He pulled his boat into Dockside Cafe where officers promptly boarded his boat in search of alcohol.
"I was a sober skipper," Ehrhardt said. "I have nothing to hide."
He eventually proved his innocence by registering all zeroes in a sobriety test.
Earhardt was free to go, he said, but only after about an hour of officers going through their procedures.
It was a hassle and a bit embarrassing. So Ehrhardt said he won't stop boating, but he might try to avoid Coast Guard officers at all costs.
"I'll never pull into a dock if (the Coast Guard) is there," he said.
And other boaters are deciding not to take their boats out because of these strict boarding policies, Ehrhardt said.
A U.S. Coast Guard petty officer stationed at Marblehead said seven citations and 11 arrests were made throughout the Great Lakes on Friday and Saturday combined, less than 15 percent of the Coast Guard's number of rescues it made during that time.
But Ehrhardt does not think people drinking and boating do not deserve to be cited or arrested. It is the Coast Guard's treatment of innocent mariners that is disconcerting to him.
"I was a suspect to them," he said.
In 2013, the U.S. Coast Guard Station Marblehead administered nearly 70 citations or arrests, the highest number of any station in the country.
The Marblehead coastguardsman said the Coast Guard has policies in place to protect against dangerous practices, not to invade boaters' privacy.
"If we see signs of intoxication, we're going to check that out," the coastguardsman said. "It's a big safety thing. We're looking out for the safety of others."
He said boaters are permitted to drink on the lake, just not the operators of the watercrafts.
Among the infinite calls the Coast Guard was apart of over the weekend was an arrest in the water off the Marblehead coast.
The Marblehead coastguardsman said a man, whose name was unavailable, was cited for boating under the influence. The man became combative with officers, he said.
DRINKING FACTS FROM THE COAST GUARD
-Myth: No one ever dies on the water from drinking alcohol
-Fact: Alcohol use is the leading contributing factor in fatal boating accidents
-Myth: Getting drunk on the water takes longer than on land

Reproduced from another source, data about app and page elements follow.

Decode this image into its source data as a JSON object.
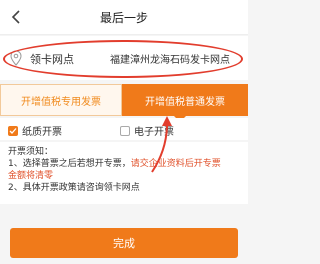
{
  "header": {
    "title": "最后一步",
    "back_icon": "chevron-left-icon"
  },
  "pickup": {
    "label": "领卡网点",
    "value": "福建漳州龙海石码发卡网点",
    "icon": "location-pin-icon"
  },
  "invoice_tabs": {
    "items": [
      {
        "label": "开增值税专用发票",
        "selected": false
      },
      {
        "label": "开增值税普通发票",
        "selected": true
      }
    ]
  },
  "invoice_format": {
    "options": [
      {
        "label": "纸质开票",
        "checked": true
      },
      {
        "label": "电子开票",
        "checked": false
      }
    ]
  },
  "notes": {
    "heading": "开票须知：",
    "line1_prefix": "1、选择普票之后若想开专票，",
    "line1_highlight": "请交企业资料后开专票",
    "line2": "金额将清零",
    "line3": "2、具体开票政策请咨询领卡网点"
  },
  "complete_button": {
    "label": "完成"
  },
  "colors": {
    "accent": "#f07a1a",
    "annotation": "#e23d2d"
  }
}
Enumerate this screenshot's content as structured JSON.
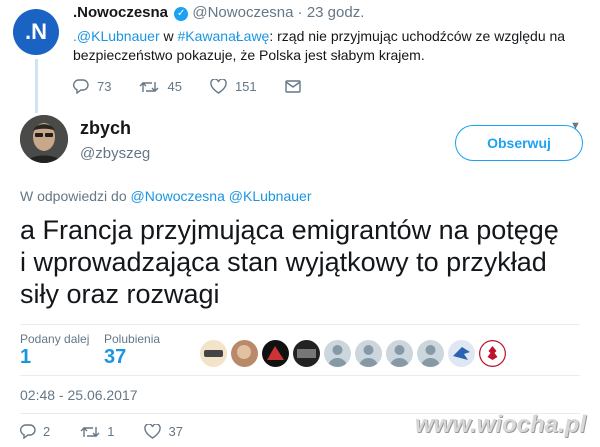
{
  "quoted_tweet": {
    "avatar_letter": ".N",
    "name": ".Nowoczesna",
    "handle": "@Nowoczesna",
    "time": "· 23 godz.",
    "reply_mention": ".@KLubnauer",
    "text_w": " w ",
    "hashtag": "#KawanaŁawę",
    "text_line1_rest": ": rząd nie przyjmując uchodźców ze względu na",
    "text_line2": "bezpieczeństwo pokazuje, że Polska jest słabym krajem.",
    "replies": "73",
    "retweets": "45",
    "likes": "151"
  },
  "tweet": {
    "name": "zbych",
    "handle": "@zbyszeg",
    "follow_label": "Obserwuj",
    "reply_prefix": "W odpowiedzi do ",
    "reply_to": "@Nowoczesna @KLubnauer",
    "text_line1": "a Francja przyjmująca emigrantów na potęgę",
    "text_line2": "i wprowadzająca stan wyjątkowy to przykład",
    "text_line3": "siły oraz rozwagi",
    "retweets_label": "Podany dalej",
    "retweets_count": "1",
    "likes_label": "Polubienia",
    "likes_count": "37",
    "timestamp": "02:48 - 25.06.2017",
    "replies": "2",
    "retweets": "1",
    "likes": "37"
  },
  "watermark": "www.wiocha.pl",
  "colors": {
    "accent": "#1da1f2",
    "link": "#1b95e0",
    "muted": "#657786",
    "like_red": "#e0245e"
  }
}
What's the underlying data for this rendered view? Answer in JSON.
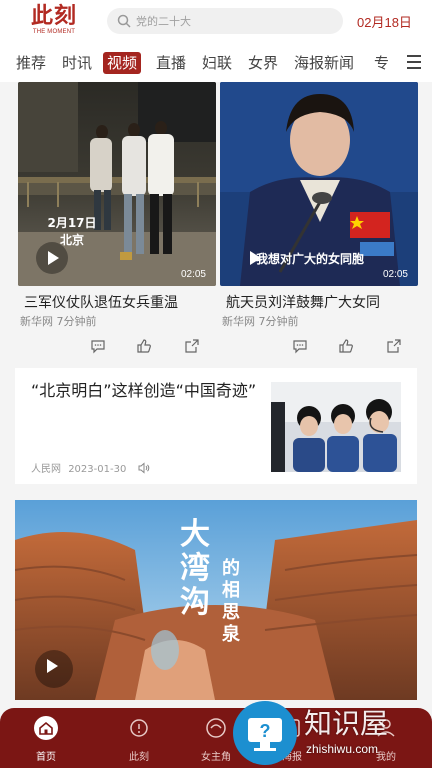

-Fact: A boat operator is likely to become impaired more quickly than an automobile driver, drink-for-drink
-Myth: Fatal boating accidents only happen at night
-Fact: Most fatal boating accidents occur between 2:30 and 4:30 p.m.
* Note: This post has been modified to remove the name of the coastguardsman. Information was obtained from the Marblehead Coast Guard Station but the name for the source previously provided was not accurate.